Patient engagement is developing as a key focus area in US healthcare, and patients are progressively able and willing to report extra health data to their providers. Traditionally, healthcare providers have received unsolicited patient health information volunteered by the patient or other providers responsible for patient care. In its most simple form, unrequested information is data received by a healthcare provider who has taken no active steps to ask for or collect that information. In some instances, this information is provided in the absence of an existing patient-physician relationship. For example, consider a patient who has recently moved to a new location. Though the individual may have already picked a primary care physician for insurance purposes, if they are seen in an emergency room prior to established contact they may still wish to send the information from their visit to the primary provider.
Today, unsolicited patient health information may come from many sources, such as health information exchanges (HIEs), personal health records (PHRs), or patient-generated health information from mobile devices. This unsolicited data can arrive in a variety of formats from paper to electronic media. As a result, healthcare providers are receiving more unsolicited information than ever before, the influx of which necessitates new methods to handle and process the data in an effective manner.
The Privacy Rule generally requires HIPAA covered entities (health plans and most health care providers) to provide individuals, upon request, with access to the protected health information (PHI) about them in one or more “designated record sets” maintained by or for the covered entity. This includes the right to inspect or obtain a copy, or both, of the PHI, as well as to direct the covered entity to transmit a copy to a designated person or entity of the individual’s choice. Individuals have a right to access this PHI for as long as the information is maintained by a covered entity, or by a business associate on behalf of a covered entity, regardless of the date the information was created; whether the information is maintained in paper or electronic systems onsite, remotely, or is archived; or where the PHI originated (e.g., whether the covered entity, another provider, the patient, etc.).
An individual does not have a right to access PHI that is not part of a designated record set because the information is not used to make decisions about individuals. This may include certain quality assessment or improvement records, patient safety activity records, or business planning, development, and management records that are used for business decisions more generally rather than to make decisions about individuals. For example, a hospital’s peer review files or practitioner or provider performance evaluations, or a health plan’s quality control records that are used to improve customer service or formulary development records, may be generated from and include an individual’s PHI but might not be in the covered entity’s designated record set and subject to access by the individuals.

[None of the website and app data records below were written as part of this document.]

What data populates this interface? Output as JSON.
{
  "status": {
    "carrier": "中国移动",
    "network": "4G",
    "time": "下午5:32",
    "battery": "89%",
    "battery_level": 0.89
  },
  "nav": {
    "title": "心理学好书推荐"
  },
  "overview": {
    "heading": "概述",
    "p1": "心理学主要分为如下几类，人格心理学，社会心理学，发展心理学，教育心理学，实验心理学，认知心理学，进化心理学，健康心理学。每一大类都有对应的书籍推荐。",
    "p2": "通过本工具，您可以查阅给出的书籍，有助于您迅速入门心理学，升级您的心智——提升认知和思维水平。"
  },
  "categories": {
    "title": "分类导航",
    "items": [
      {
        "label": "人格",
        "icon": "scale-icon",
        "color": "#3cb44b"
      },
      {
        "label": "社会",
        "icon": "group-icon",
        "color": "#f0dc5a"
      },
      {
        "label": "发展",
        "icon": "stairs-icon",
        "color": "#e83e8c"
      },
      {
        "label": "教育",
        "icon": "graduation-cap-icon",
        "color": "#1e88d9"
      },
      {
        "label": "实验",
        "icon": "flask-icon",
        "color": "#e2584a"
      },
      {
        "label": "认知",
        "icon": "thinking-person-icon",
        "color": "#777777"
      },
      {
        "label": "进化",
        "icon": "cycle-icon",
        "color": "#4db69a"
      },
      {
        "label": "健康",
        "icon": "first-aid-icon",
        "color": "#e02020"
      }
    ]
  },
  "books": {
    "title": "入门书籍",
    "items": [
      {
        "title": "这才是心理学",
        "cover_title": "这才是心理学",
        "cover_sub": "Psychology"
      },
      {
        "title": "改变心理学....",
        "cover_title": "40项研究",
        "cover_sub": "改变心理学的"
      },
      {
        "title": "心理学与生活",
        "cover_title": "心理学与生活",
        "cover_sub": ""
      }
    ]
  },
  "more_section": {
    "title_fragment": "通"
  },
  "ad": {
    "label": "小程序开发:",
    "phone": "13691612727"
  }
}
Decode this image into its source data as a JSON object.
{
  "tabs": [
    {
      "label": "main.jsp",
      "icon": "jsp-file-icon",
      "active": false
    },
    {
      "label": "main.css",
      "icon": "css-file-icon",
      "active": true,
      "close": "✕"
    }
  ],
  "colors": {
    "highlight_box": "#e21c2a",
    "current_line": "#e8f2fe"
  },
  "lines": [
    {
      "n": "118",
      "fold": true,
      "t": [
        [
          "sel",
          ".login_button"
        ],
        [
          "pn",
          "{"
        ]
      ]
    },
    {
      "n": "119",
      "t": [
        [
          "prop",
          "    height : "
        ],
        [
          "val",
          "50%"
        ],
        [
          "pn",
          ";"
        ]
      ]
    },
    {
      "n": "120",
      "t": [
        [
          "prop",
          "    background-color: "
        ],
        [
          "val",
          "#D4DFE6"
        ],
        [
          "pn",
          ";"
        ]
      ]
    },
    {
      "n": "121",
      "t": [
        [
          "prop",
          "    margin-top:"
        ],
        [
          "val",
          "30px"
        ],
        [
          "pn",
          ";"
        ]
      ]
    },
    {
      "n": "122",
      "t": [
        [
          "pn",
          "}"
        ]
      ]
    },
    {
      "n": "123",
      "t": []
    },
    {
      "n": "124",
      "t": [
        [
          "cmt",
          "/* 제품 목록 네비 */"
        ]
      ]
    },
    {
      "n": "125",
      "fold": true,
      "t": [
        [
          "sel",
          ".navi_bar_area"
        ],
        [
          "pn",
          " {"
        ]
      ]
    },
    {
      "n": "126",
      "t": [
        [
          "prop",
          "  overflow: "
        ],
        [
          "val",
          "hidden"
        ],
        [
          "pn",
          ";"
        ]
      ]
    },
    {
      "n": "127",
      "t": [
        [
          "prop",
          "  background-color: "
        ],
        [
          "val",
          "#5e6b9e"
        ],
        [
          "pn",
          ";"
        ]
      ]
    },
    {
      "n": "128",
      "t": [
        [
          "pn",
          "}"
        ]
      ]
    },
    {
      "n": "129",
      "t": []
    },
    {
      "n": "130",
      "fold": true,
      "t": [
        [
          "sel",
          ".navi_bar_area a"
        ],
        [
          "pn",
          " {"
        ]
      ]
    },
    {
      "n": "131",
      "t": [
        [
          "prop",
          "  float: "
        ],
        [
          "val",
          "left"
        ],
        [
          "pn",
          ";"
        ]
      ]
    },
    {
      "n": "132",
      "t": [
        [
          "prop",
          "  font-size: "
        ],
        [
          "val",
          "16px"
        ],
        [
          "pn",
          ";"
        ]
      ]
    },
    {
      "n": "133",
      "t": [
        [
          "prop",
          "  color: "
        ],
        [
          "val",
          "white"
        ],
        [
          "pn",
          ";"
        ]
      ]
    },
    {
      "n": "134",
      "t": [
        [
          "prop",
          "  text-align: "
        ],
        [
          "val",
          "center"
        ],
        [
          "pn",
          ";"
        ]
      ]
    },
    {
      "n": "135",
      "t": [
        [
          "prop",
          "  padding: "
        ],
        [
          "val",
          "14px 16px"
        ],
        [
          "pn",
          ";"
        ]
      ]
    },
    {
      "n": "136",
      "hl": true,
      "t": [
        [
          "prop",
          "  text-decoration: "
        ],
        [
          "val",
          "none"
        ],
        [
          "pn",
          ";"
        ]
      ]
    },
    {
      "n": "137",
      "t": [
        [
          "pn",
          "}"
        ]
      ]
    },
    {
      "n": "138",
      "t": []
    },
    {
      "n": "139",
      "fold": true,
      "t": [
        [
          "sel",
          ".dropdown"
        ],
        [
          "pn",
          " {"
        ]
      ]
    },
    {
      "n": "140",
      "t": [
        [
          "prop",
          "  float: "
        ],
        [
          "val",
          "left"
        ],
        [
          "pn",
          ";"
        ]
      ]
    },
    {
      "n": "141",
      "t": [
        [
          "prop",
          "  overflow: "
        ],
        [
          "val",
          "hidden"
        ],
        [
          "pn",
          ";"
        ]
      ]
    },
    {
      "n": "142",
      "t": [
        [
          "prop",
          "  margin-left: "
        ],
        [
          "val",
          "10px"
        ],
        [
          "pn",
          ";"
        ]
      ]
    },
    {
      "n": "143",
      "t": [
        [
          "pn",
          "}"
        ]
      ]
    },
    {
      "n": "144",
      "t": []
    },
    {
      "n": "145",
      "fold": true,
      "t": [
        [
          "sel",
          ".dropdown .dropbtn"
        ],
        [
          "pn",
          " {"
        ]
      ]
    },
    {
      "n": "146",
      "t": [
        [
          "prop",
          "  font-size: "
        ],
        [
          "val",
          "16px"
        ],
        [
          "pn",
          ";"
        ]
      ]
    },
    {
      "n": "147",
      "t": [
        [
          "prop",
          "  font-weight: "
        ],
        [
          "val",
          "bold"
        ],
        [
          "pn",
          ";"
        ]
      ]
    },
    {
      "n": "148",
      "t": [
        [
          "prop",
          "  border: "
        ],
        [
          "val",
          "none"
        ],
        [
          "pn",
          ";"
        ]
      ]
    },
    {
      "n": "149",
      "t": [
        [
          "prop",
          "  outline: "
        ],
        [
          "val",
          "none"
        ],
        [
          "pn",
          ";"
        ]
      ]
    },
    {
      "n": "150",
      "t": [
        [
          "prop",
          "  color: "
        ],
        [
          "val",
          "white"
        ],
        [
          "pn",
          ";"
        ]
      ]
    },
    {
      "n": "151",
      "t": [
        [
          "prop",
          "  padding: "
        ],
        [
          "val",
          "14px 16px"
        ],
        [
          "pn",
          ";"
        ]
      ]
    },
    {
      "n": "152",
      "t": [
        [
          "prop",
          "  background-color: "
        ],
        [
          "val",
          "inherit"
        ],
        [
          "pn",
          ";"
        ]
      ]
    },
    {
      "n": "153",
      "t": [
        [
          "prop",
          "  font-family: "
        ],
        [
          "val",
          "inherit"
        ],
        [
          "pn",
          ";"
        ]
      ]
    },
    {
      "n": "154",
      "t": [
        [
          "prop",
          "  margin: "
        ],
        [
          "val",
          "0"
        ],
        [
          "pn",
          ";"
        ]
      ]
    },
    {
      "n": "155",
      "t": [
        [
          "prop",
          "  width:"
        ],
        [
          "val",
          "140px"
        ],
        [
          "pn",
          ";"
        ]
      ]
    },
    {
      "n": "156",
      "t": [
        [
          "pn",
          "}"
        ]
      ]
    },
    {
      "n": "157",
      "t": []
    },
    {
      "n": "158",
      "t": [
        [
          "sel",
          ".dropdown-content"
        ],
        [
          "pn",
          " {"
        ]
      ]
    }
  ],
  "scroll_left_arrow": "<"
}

join our upcoming webinar on ”Managing Incoming Patient Information: What It May Be, Where It May Come From and How to Use It Properly”.